§ Input material
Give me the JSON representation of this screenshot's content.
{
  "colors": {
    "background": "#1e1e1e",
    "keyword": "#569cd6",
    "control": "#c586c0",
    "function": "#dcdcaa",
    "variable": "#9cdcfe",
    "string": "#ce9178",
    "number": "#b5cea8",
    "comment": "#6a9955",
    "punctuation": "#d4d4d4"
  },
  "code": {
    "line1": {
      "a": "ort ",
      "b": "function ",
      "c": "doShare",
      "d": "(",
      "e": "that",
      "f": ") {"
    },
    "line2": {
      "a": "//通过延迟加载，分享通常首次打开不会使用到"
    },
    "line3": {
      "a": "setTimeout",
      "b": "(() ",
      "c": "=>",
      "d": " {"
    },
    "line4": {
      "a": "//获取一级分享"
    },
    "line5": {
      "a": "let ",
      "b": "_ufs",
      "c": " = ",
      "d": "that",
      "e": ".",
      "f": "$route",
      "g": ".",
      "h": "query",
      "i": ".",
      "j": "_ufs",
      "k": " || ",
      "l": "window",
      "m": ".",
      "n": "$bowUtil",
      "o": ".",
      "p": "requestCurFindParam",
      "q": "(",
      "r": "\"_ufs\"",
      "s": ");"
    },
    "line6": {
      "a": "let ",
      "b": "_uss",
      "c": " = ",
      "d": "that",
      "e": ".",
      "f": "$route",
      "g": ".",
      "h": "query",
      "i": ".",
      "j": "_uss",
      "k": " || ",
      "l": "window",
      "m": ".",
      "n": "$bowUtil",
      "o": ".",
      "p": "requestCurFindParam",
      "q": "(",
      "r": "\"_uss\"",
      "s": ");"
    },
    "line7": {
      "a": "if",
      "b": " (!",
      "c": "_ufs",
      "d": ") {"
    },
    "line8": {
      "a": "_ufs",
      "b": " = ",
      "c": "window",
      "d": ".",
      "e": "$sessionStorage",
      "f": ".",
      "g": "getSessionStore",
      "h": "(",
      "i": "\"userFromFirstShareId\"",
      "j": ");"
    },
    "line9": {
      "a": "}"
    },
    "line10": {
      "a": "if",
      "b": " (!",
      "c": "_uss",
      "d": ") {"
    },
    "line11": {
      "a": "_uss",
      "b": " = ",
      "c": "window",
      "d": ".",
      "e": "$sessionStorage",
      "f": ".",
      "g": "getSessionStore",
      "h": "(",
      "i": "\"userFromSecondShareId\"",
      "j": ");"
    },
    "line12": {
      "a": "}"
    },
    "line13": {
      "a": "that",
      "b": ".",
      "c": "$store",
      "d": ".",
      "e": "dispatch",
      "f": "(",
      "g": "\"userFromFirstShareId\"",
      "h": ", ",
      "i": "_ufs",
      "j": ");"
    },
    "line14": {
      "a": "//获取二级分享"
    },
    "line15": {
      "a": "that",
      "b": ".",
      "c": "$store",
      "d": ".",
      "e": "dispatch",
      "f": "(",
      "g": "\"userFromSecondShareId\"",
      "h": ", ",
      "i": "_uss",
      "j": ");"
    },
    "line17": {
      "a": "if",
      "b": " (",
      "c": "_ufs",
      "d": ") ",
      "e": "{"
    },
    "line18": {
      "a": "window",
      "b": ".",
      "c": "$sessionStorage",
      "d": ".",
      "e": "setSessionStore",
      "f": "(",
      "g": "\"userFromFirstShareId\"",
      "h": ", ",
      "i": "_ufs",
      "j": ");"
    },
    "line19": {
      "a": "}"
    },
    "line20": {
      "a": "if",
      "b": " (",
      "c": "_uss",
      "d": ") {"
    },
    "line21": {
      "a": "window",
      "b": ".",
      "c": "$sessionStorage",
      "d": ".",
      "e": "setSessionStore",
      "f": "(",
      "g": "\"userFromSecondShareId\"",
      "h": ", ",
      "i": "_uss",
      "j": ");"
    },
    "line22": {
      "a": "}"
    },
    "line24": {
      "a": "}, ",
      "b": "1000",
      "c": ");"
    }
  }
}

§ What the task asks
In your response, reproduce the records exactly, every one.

§ Output for this exercise
Give me the JSON representation of this screenshot's content.
{
  "colors": {
    "background": "#1e1e1e",
    "keyword": "#569cd6",
    "control": "#c586c0",
    "function": "#dcdcaa",
    "variable": "#9cdcfe",
    "string": "#ce9178",
    "number": "#b5cea8",
    "comment": "#6a9955",
    "punctuation": "#d4d4d4"
  },
  "code": {
    "line1": {
      "a": "ort ",
      "b": "function ",
      "c": "doShare",
      "d": "(",
      "e": "that",
      "f": ") {"
    },
    "line2": {
      "a": "//通过延迟加载，分享通常首次打开不会使用到"
    },
    "line3": {
      "a": "setTimeout",
      "b": "(() ",
      "c": "=>",
      "d": " {"
    },
    "line4": {
      "a": "//获取一级分享"
    },
    "line5": {
      "a": "let ",
      "b": "_ufs",
      "c": " = ",
      "d": "that",
      "e": ".",
      "f": "$route",
      "g": ".",
      "h": "query",
      "i": ".",
      "j": "_ufs",
      "k": " || ",
      "l": "window",
      "m": ".",
      "n": "$bowUtil",
      "o": ".",
      "p": "requestCurFindParam",
      "q": "(",
      "r": "\"_ufs\"",
      "s": ");"
    },
    "line6": {
      "a": "let ",
      "b": "_uss",
      "c": " = ",
      "d": "that",
      "e": ".",
      "f": "$route",
      "g": ".",
      "h": "query",
      "i": ".",
      "j": "_uss",
      "k": " || ",
      "l": "window",
      "m": ".",
      "n": "$bowUtil",
      "o": ".",
      "p": "requestCurFindParam",
      "q": "(",
      "r": "\"_uss\"",
      "s": ");"
    },
    "line7": {
      "a": "if",
      "b": " (!",
      "c": "_ufs",
      "d": ") {"
    },
    "line8": {
      "a": "_ufs",
      "b": " = ",
      "c": "window",
      "d": ".",
      "e": "$sessionStorage",
      "f": ".",
      "g": "getSessionStore",
      "h": "(",
      "i": "\"userFromFirstShareId\"",
      "j": ");"
    },
    "line9": {
      "a": "}"
    },
    "line10": {
      "a": "if",
      "b": " (!",
      "c": "_uss",
      "d": ") {"
    },
    "line11": {
      "a": "_uss",
      "b": " = ",
      "c": "window",
      "d": ".",
      "e": "$sessionStorage",
      "f": ".",
      "g": "getSessionStore",
      "h": "(",
      "i": "\"userFromSecondShareId\"",
      "j": ");"
    },
    "line12": {
      "a": "}"
    },
    "line13": {
      "a": "that",
      "b": ".",
      "c": "$store",
      "d": ".",
      "e": "dispatch",
      "f": "(",
      "g": "\"userFromFirstShareId\"",
      "h": ", ",
      "i": "_ufs",
      "j": ");"
    },
    "line14": {
      "a": "//获取二级分享"
    },
    "line15": {
      "a": "that",
      "b": ".",
      "c": "$store",
      "d": ".",
      "e": "dispatch",
      "f": "(",
      "g": "\"userFromSecondShareId\"",
      "h": ", ",
      "i": "_uss",
      "j": ");"
    },
    "line17": {
      "a": "if",
      "b": " (",
      "c": "_ufs",
      "d": ") ",
      "e": "{"
    },
    "line18": {
      "a": "window",
      "b": ".",
      "c": "$sessionStorage",
      "d": ".",
      "e": "setSessionStore",
      "f": "(",
      "g": "\"userFromFirstShareId\"",
      "h": ", ",
      "i": "_ufs",
      "j": ");"
    },
    "line19": {
      "a": "}"
    },
    "line20": {
      "a": "if",
      "b": " (",
      "c": "_uss",
      "d": ") {"
    },
    "line21": {
      "a": "window",
      "b": ".",
      "c": "$sessionStorage",
      "d": ".",
      "e": "setSessionStore",
      "f": "(",
      "g": "\"userFromSecondShareId\"",
      "h": ", ",
      "i": "_uss",
      "j": ");"
    },
    "line22": {
      "a": "}"
    },
    "line24": {
      "a": "}, ",
      "b": "1000",
      "c": ");"
    }
  }
}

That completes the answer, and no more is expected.